Each line below with the string "label" should be copied.

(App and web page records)
══════════════════════════════

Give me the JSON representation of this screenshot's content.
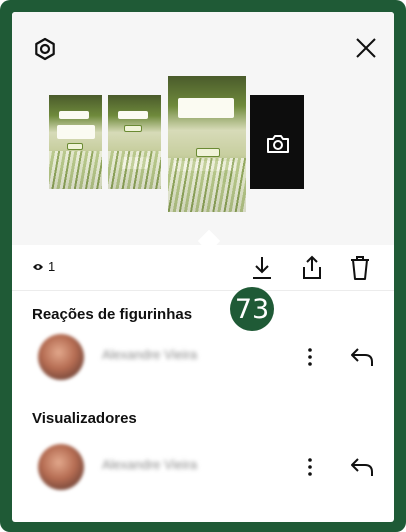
{
  "header": {
    "settings_icon": "settings-gear-icon",
    "close_icon": "close-x-icon"
  },
  "story_thumbnails": [
    {
      "label": "story-1"
    },
    {
      "label": "story-2"
    },
    {
      "label": "story-3-selected"
    },
    {
      "label": "add-new-camera"
    }
  ],
  "actions": {
    "viewers_count": "1",
    "download_icon": "download-icon",
    "share_icon": "share-icon",
    "delete_icon": "trash-icon"
  },
  "annotation": {
    "number": "73",
    "color": "#1f5a36"
  },
  "sections": {
    "reactions_title": "Reações de figurinhas",
    "viewers_title": "Visualizadores"
  },
  "users": [
    {
      "name": "Alexandre Vieira"
    },
    {
      "name": "Alexandre Vieira"
    }
  ],
  "colors": {
    "frame": "#1f5a36",
    "background": "#ffffff",
    "text": "#111111"
  }
}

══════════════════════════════

Worked solution —
      "label": "story-1"
      "label": "story-2"
      "label": "story-3-selected"
      "label": "add-new-camera"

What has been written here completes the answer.